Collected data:
__________

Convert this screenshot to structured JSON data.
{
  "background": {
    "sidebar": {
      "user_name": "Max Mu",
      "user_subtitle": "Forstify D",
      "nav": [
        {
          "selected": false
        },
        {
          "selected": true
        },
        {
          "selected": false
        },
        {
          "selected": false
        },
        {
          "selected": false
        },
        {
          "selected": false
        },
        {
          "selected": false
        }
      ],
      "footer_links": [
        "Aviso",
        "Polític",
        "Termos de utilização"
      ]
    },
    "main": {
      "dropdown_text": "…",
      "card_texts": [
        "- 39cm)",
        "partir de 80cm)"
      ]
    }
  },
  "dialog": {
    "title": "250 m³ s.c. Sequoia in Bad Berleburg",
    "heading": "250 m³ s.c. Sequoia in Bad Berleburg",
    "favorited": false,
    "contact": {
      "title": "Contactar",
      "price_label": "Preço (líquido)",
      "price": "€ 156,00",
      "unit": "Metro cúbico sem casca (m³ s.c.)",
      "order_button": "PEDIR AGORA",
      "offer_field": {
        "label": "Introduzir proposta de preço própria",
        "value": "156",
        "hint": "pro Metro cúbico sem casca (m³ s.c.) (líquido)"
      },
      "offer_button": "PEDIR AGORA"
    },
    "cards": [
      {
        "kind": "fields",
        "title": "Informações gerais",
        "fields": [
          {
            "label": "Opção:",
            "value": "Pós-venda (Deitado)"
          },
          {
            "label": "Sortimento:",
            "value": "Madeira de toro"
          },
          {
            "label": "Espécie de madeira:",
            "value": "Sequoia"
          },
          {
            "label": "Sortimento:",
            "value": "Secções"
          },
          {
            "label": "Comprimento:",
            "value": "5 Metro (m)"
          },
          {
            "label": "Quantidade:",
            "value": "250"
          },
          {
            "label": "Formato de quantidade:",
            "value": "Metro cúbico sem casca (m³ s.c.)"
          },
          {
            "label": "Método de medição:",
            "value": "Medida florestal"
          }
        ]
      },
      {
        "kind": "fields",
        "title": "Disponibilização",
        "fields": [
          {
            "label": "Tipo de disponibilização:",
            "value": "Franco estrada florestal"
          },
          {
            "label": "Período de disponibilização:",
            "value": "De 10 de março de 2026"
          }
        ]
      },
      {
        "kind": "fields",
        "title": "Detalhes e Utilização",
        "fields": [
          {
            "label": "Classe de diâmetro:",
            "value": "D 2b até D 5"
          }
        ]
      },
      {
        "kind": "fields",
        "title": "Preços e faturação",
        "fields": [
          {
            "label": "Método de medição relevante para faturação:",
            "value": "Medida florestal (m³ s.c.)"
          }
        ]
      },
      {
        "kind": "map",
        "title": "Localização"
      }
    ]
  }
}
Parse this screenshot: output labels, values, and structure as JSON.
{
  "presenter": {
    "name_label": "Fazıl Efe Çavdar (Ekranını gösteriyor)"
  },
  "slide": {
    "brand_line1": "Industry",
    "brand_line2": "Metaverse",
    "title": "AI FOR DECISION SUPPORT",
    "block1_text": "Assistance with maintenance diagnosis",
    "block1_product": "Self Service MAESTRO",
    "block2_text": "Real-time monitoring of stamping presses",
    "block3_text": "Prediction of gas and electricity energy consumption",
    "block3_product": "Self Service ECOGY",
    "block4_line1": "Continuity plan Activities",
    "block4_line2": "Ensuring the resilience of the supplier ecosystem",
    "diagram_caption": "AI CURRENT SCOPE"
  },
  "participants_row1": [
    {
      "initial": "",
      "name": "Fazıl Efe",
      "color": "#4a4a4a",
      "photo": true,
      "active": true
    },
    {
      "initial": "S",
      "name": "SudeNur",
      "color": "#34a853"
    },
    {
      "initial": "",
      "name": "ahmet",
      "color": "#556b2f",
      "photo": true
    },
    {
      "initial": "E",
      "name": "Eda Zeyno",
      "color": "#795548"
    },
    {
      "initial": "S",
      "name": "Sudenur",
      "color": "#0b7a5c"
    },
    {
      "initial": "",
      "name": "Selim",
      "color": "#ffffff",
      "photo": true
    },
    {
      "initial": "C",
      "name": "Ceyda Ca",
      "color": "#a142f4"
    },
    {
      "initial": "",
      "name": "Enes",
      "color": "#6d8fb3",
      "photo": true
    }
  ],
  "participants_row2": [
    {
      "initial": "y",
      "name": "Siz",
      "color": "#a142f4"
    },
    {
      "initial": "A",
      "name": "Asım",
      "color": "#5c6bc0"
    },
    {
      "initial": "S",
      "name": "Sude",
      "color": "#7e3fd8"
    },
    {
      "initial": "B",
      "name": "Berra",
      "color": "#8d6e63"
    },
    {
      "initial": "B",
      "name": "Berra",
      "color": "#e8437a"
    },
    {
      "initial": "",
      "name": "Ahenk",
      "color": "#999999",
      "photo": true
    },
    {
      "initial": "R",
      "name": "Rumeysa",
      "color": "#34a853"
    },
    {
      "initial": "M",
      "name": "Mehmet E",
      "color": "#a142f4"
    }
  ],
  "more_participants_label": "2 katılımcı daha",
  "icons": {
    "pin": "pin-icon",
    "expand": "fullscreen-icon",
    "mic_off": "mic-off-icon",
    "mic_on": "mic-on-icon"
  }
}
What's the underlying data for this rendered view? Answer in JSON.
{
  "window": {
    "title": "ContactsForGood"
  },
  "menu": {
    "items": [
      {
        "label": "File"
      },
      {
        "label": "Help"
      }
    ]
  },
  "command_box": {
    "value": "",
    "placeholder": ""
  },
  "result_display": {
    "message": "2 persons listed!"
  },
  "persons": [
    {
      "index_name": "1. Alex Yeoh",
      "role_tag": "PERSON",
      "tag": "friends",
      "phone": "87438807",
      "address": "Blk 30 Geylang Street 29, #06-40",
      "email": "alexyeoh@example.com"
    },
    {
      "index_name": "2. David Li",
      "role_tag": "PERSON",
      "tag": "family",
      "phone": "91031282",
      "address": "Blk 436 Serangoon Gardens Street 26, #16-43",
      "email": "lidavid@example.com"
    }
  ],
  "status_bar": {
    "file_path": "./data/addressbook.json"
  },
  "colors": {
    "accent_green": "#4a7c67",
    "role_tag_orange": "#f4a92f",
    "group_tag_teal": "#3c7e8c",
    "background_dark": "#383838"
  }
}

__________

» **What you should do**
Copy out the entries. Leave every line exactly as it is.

» **Solution for this exercise**
Convert this screenshot to structured JSON data.
{
  "background": {
    "sidebar": {
      "user_name": "Max Mu",
      "user_subtitle": "Forstify D",
      "nav": [
        {
          "selected": false
        },
        {
          "selected": true
        },
        {
          "selected": false
        },
        {
          "selected": false
        },
        {
          "selected": false
        },
        {
          "selected": false
        },
        {
          "selected": false
        }
      ],
      "footer_links": [
        "Aviso",
        "Polític",
        "Termos de utilização"
      ]
    },
    "main": {
      "dropdown_text": "…",
      "card_texts": [
        "- 39cm)",
        "partir de 80cm)"
      ]
    }
  },
  "dialog": {
    "title": "250 m³ s.c. Sequoia in Bad Berleburg",
    "heading": "250 m³ s.c. Sequoia in Bad Berleburg",
    "favorited": false,
    "contact": {
      "title": "Contactar",
      "price_label": "Preço (líquido)",
      "price": "€ 156,00",
      "unit": "Metro cúbico sem casca (m³ s.c.)",
      "order_button": "PEDIR AGORA",
      "offer_field": {
        "label": "Introduzir proposta de preço própria",
        "value": "156",
        "hint": "pro Metro cúbico sem casca (m³ s.c.) (líquido)"
      },
      "offer_button": "PEDIR AGORA"
    },
    "cards": [
      {
        "kind": "fields",
        "title": "Informações gerais",
        "fields": [
          {
            "label": "Opção:",
            "value": "Pós-venda (Deitado)"
          },
          {
            "label": "Sortimento:",
            "value": "Madeira de toro"
          },
          {
            "label": "Espécie de madeira:",
            "value": "Sequoia"
          },
          {
            "label": "Sortimento:",
            "value": "Secções"
          },
          {
            "label": "Comprimento:",
            "value": "5 Metro (m)"
          },
          {
            "label": "Quantidade:",
            "value": "250"
          },
          {
            "label": "Formato de quantidade:",
            "value": "Metro cúbico sem casca (m³ s.c.)"
          },
          {
            "label": "Método de medição:",
            "value": "Medida florestal"
          }
        ]
      },
      {
        "kind": "fields",
        "title": "Disponibilização",
        "fields": [
          {
            "label": "Tipo de disponibilização:",
            "value": "Franco estrada florestal"
          },
          {
            "label": "Período de disponibilização:",
            "value": "De 10 de março de 2026"
          }
        ]
      },
      {
        "kind": "fields",
        "title": "Detalhes e Utilização",
        "fields": [
          {
            "label": "Classe de diâmetro:",
            "value": "D 2b até D 5"
          }
        ]
      },
      {
        "kind": "fields",
        "title": "Preços e faturação",
        "fields": [
          {
            "label": "Método de medição relevante para faturação:",
            "value": "Medida florestal (m³ s.c.)"
          }
        ]
      },
      {
        "kind": "map",
        "title": "Localização"
      }
    ]
  }
}
Parse this screenshot: output labels, values, and structure as JSON.
{
  "presenter": {
    "name_label": "Fazıl Efe Çavdar (Ekranını gösteriyor)"
  },
  "slide": {
    "brand_line1": "Industry",
    "brand_line2": "Metaverse",
    "title": "AI FOR DECISION SUPPORT",
    "block1_text": "Assistance with maintenance diagnosis",
    "block1_product": "Self Service MAESTRO",
    "block2_text": "Real-time monitoring of stamping presses",
    "block3_text": "Prediction of gas and electricity energy consumption",
    "block3_product": "Self Service ECOGY",
    "block4_line1": "Continuity plan Activities",
    "block4_line2": "Ensuring the resilience of the supplier ecosystem",
    "diagram_caption": "AI CURRENT SCOPE"
  },
  "participants_row1": [
    {
      "initial": "",
      "name": "Fazıl Efe",
      "color": "#4a4a4a",
      "photo": true,
      "active": true
    },
    {
      "initial": "S",
      "name": "SudeNur",
      "color": "#34a853"
    },
    {
      "initial": "",
      "name": "ahmet",
      "color": "#556b2f",
      "photo": true
    },
    {
      "initial": "E",
      "name": "Eda Zeyno",
      "color": "#795548"
    },
    {
      "initial": "S",
      "name": "Sudenur",
      "color": "#0b7a5c"
    },
    {
      "initial": "",
      "name": "Selim",
      "color": "#ffffff",
      "photo": true
    },
    {
      "initial": "C",
      "name": "Ceyda Ca",
      "color": "#a142f4"
    },
    {
      "initial": "",
      "name": "Enes",
      "color": "#6d8fb3",
      "photo": true
    }
  ],
  "participants_row2": [
    {
      "initial": "y",
      "name": "Siz",
      "color": "#a142f4"
    },
    {
      "initial": "A",
      "name": "Asım",
      "color": "#5c6bc0"
    },
    {
      "initial": "S",
      "name": "Sude",
      "color": "#7e3fd8"
    },
    {
      "initial": "B",
      "name": "Berra",
      "color": "#8d6e63"
    },
    {
      "initial": "B",
      "name": "Berra",
      "color": "#e8437a"
    },
    {
      "initial": "",
      "name": "Ahenk",
      "color": "#999999",
      "photo": true
    },
    {
      "initial": "R",
      "name": "Rumeysa",
      "color": "#34a853"
    },
    {
      "initial": "M",
      "name": "Mehmet E",
      "color": "#a142f4"
    }
  ],
  "more_participants_label": "2 katılımcı daha",
  "icons": {
    "pin": "pin-icon",
    "expand": "fullscreen-icon",
    "mic_off": "mic-off-icon",
    "mic_on": "mic-on-icon"
  }
}
What's the underlying data for this rendered view? Answer in JSON.
{
  "window": {
    "title": "ContactsForGood"
  },
  "menu": {
    "items": [
      {
        "label": "File"
      },
      {
        "label": "Help"
      }
    ]
  },
  "command_box": {
    "value": "",
    "placeholder": ""
  },
  "result_display": {
    "message": "2 persons listed!"
  },
  "persons": [
    {
      "index_name": "1. Alex Yeoh",
      "role_tag": "PERSON",
      "tag": "friends",
      "phone": "87438807",
      "address": "Blk 30 Geylang Street 29, #06-40",
      "email": "alexyeoh@example.com"
    },
    {
      "index_name": "2. David Li",
      "role_tag": "PERSON",
      "tag": "family",
      "phone": "91031282",
      "address": "Blk 436 Serangoon Gardens Street 26, #16-43",
      "email": "lidavid@example.com"
    }
  ],
  "status_bar": {
    "file_path": "./data/addressbook.json"
  },
  "colors": {
    "accent_green": "#4a7c67",
    "role_tag_orange": "#f4a92f",
    "group_tag_teal": "#3c7e8c",
    "background_dark": "#383838"
  }
}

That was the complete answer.